The latest roundup of fund selector views finds that regulation in Switzerland and the euro/dollar exchange rate or being closely monitored, along with a boom in microfinance private equity funds.
STEADY DEMAND FOR TREASURIES
Name: Charles-Henry Monchau
Title: Head of discretionary management
Company: EFG Asset Management
How do you view fixed income at the moment?
There is definitely a risk of US ten-year benchmark yields rising, but they could also be capped as improving macro conditions are offset by lingering Spanish sovereign risks and the 2013 US ‘fiscal cliff' fears.
Moreover, demand for Treasuries stays firm while supply will likely decelerate. Regarding duration, we avoid the back-end of the curve, but still like the three to five years, as short-rate expectations went a little too high.

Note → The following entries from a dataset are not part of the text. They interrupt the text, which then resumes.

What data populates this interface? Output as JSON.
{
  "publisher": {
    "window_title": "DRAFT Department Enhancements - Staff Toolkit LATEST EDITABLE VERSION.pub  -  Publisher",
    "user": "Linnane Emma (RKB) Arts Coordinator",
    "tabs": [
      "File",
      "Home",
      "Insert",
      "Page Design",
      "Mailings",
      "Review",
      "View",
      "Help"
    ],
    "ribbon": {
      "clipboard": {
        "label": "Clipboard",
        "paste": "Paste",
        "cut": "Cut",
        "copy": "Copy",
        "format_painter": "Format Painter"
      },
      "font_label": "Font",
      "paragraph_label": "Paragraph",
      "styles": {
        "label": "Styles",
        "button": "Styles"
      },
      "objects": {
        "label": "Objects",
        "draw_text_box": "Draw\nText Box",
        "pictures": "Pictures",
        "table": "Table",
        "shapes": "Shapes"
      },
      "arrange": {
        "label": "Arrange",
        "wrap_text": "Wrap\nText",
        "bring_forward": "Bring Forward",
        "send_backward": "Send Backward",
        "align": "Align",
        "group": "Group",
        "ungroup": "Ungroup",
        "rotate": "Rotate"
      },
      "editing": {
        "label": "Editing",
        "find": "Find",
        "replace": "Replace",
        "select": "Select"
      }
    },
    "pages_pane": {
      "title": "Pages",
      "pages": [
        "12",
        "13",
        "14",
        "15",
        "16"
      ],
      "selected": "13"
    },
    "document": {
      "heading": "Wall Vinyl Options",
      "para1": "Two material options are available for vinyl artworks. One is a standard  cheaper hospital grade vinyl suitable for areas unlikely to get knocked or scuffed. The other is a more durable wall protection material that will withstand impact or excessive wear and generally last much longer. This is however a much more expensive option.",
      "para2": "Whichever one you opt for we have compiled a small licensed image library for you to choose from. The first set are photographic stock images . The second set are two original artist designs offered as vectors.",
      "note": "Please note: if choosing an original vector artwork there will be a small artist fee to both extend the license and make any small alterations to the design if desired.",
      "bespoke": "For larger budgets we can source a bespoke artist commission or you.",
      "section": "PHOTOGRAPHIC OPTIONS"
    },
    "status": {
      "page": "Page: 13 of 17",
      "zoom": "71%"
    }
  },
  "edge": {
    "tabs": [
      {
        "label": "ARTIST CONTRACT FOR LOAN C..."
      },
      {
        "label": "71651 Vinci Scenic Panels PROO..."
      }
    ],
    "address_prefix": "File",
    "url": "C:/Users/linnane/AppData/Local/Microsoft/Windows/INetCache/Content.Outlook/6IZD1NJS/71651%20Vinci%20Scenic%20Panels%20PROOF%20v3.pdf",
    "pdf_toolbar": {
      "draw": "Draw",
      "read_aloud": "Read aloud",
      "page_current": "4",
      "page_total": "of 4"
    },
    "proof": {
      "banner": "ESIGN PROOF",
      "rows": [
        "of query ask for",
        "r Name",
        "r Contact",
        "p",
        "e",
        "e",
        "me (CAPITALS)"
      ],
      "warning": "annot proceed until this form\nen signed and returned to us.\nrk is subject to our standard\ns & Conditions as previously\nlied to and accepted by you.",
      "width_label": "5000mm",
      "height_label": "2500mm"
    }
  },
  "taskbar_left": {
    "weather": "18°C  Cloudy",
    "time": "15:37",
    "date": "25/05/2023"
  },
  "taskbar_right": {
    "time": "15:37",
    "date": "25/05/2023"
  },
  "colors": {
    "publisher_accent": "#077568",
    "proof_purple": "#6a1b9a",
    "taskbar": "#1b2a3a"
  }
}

We still favour credit as macroeconomic data, momentum and liquidity continue favouring risk, but we are becoming more selective. We continue favouring high-grade Asian industrials and US financials, which are cheap, and avoid European high yield and financial Tier 1 capital. We believe European and US industrials are expensive. Within emerging markets and wealthy nations, we still favour the Middle East, Asia and Russia.
In cases of upside macroeconomic surprises - such as US credit expansion - we could use hedges like the Proshares Ultrashort 20y+ ETF to protect against rising benchmark yields.
Name: Andre Keijsers
Title: Head of corporate strategy
Company: Gottex Fund Management Holdings
Is it important for Swiss fund allocators to have regulated fund products to invest in, and are Swiss managers ready to regulated?
Possibly among private investors and smaller institutions it may be important, but it is less important for mid-sized and larger institutions which are comfortable investing offshore.
It is the retail segment and small institutions for which it is more relevant to have regulated products. We think regulation is in general a good thing, [but] some Swiss managers may underestimate what it means to be regulated because they have not had this requirement before.
One could see smaller managers coming together in a group or consortium [to share regulatory infrastructure], or you may see regulatory solution providers providing regulation frameworks that managers plug [their funds] into. For small asset managers regulatory requirements could be very costly.
EURO SLUMP, DOLLAR TRUMPS
Name: Kim March
Company: Société Générale Private Banking
In which direction do you see the euro/US dollar exchange rate going?
The euro is bound to lose ground compared to the dollar. Portfolio reallocations and interest rate differentials will buoy emerging currencies.
The two recent long-term refinancing operations by banks subdued fears within the eurozone. The euro could thus rebound to decisively above 1.30 against the dollar. But the debt crisis has not been resolved. It is very likely that Spanish or Portuguese risks spark new fears, necessitating another ECB intervention and introduction or extension of IMF programs - weighing on the value of the euro versus the dollar.
Public sector deleveraging is a long process and needs to be accompanied by low interest rates. On the other hand, US growth has resumed. In this context, attraction of risky US investments has resurfaced among non-resident investors. We're counting on weakening of the euro-dollar rate from 1.25 by September to 1.20 a year from now.